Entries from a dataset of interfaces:
= = = =
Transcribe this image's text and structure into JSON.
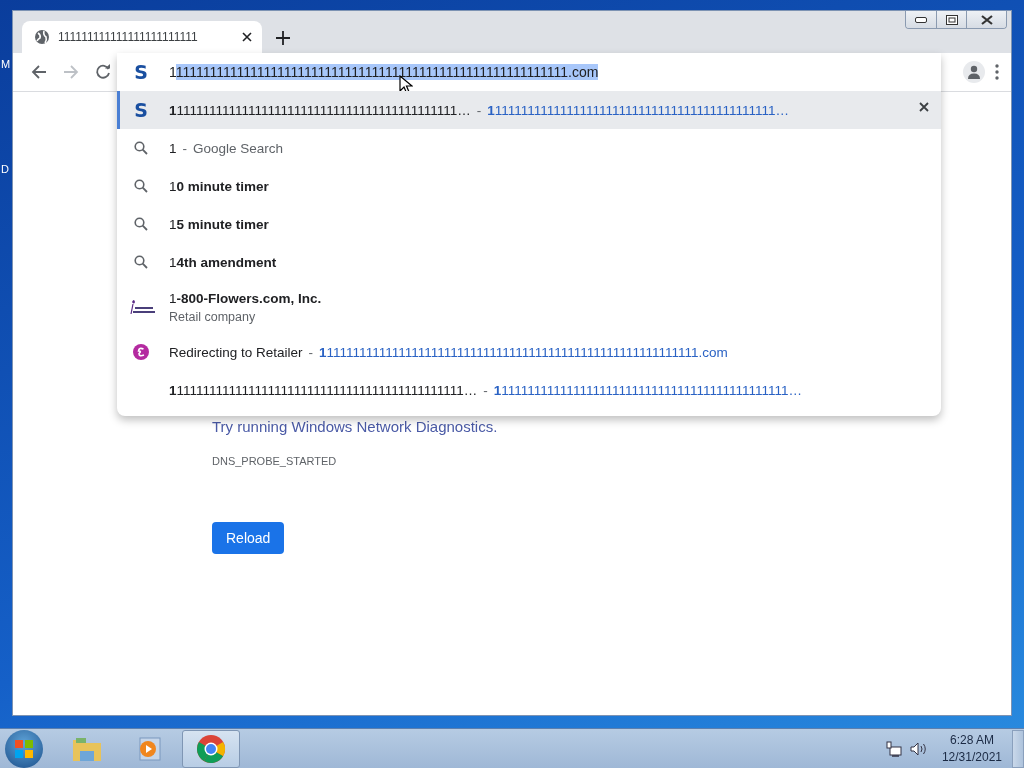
{
  "desktop": {
    "icon_labels": [
      "M",
      "D"
    ]
  },
  "browser": {
    "tab": {
      "title": "111111111111111111111111",
      "selected": true
    },
    "omnibox": {
      "favicon_letter": "S",
      "typed": "1",
      "autocomplete": "1111111111111111111111111111111111111111111111111111111111.com"
    },
    "suggestions": [
      {
        "kind": "site",
        "favicon_letter": "S",
        "text": "**1**1111111111111111111111111111111111111111111…",
        "separator": "-",
        "url": "**1**1111111111111111111111111111111111111111111…",
        "selected": true
      },
      {
        "kind": "search",
        "text": "1",
        "separator": "-",
        "description": "Google Search",
        "selected": false
      },
      {
        "kind": "search",
        "text": "1**0 minute timer**",
        "selected": false
      },
      {
        "kind": "search",
        "text": "1**5 minute timer**",
        "selected": false
      },
      {
        "kind": "search",
        "text": "1**4th amendment**",
        "selected": false
      },
      {
        "kind": "entity",
        "text": "1**-800-Flowers.com, Inc.**",
        "description": "Retail company",
        "selected": false
      },
      {
        "kind": "redirect",
        "text": "Redirecting to Retailer",
        "separator": "-",
        "url": "**1**111111111111111111111111111111111111111111111111111111111.com",
        "selected": false
      },
      {
        "kind": "url",
        "text": "**1**11111111111111111111111111111111111111111111…",
        "separator": "-",
        "url": "**1**11111111111111111111111111111111111111111111…",
        "selected": false
      }
    ]
  },
  "page": {
    "message": "Try running Windows Network Diagnostics.",
    "error_code": "DNS_PROBE_STARTED",
    "reload_button": "Reload"
  },
  "taskbar": {
    "apps": [
      {
        "kind": "explorer",
        "selected": false
      },
      {
        "kind": "media",
        "selected": false
      },
      {
        "kind": "browser",
        "selected": true
      }
    ],
    "clock": {
      "time": "6:28 AM",
      "date": "12/31/2021"
    }
  }
}
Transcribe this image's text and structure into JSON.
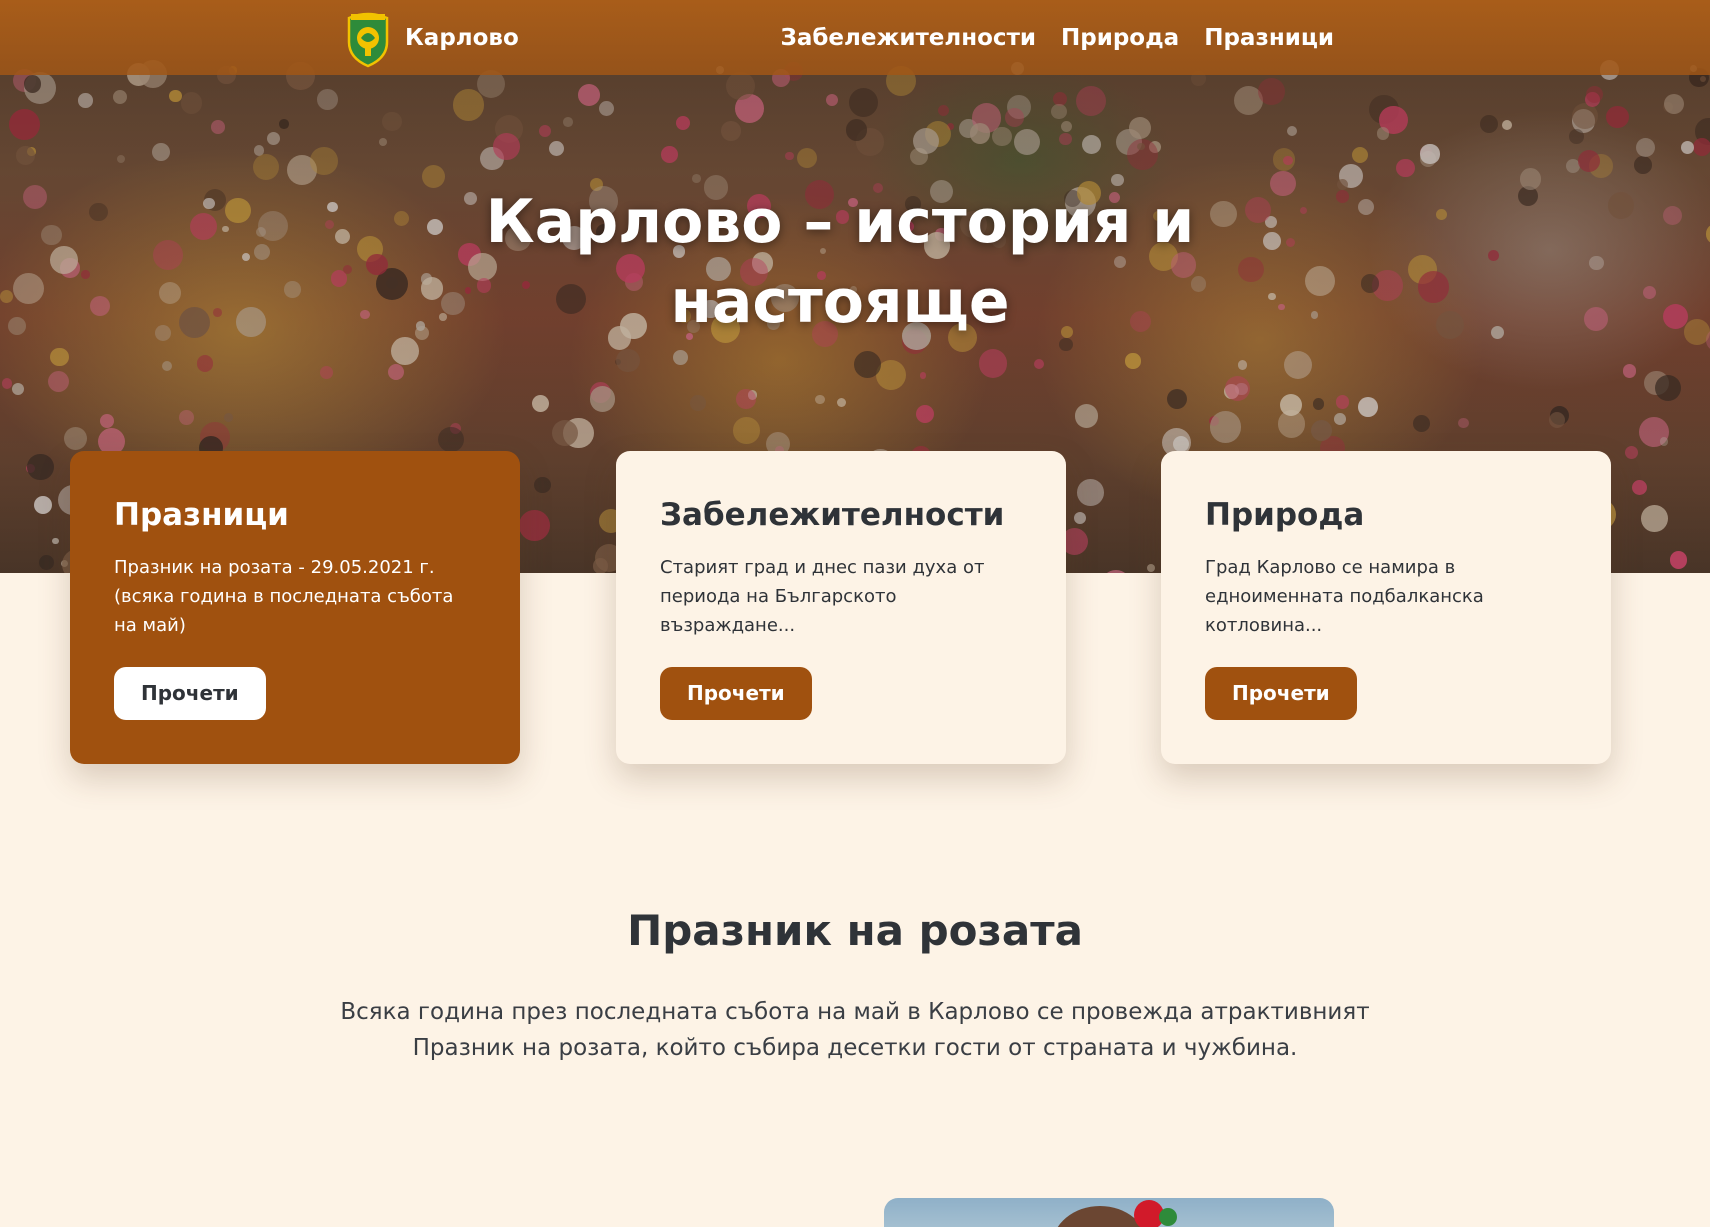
{
  "nav": {
    "brand": "Карлово",
    "links": [
      "Забележителности",
      "Природа",
      "Празници"
    ]
  },
  "hero": {
    "title": "Карлово – история и настояще"
  },
  "cards": [
    {
      "title": "Празници",
      "text": "Празник на розата - 29.05.2021 г. (всяка година в последната събота на май)",
      "button": "Прочети"
    },
    {
      "title": "Забележителности",
      "text": "Старият град и днес пази духа от периода на Българското възраждане...",
      "button": "Прочети"
    },
    {
      "title": "Природа",
      "text": "Град Карлово се намира в едноименната подбалканска котловина...",
      "button": "Прочети"
    }
  ],
  "section": {
    "title": "Празник на розата",
    "text": "Всяка година през последната събота на май в Карлово се провежда атрактивният Празник на розата, който събира десетки гости от страната и чужбина."
  },
  "colors": {
    "accent": "#a0510f",
    "background": "#fdf3e6",
    "text": "#2f3338",
    "nav": "#b06018"
  }
}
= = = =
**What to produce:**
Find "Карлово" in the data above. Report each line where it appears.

**Answer for the task:**
    "brand": "Карлово",
    "title": "Карлово – история и настояще"
      "text": "Град Карлово се намира в едноименната подбалканска котловина...",
    "text": "Всяка година през последната събота на май в Карлово се провежда атрактивният Празник на розата, който събира десетки гости от страната и чужбина."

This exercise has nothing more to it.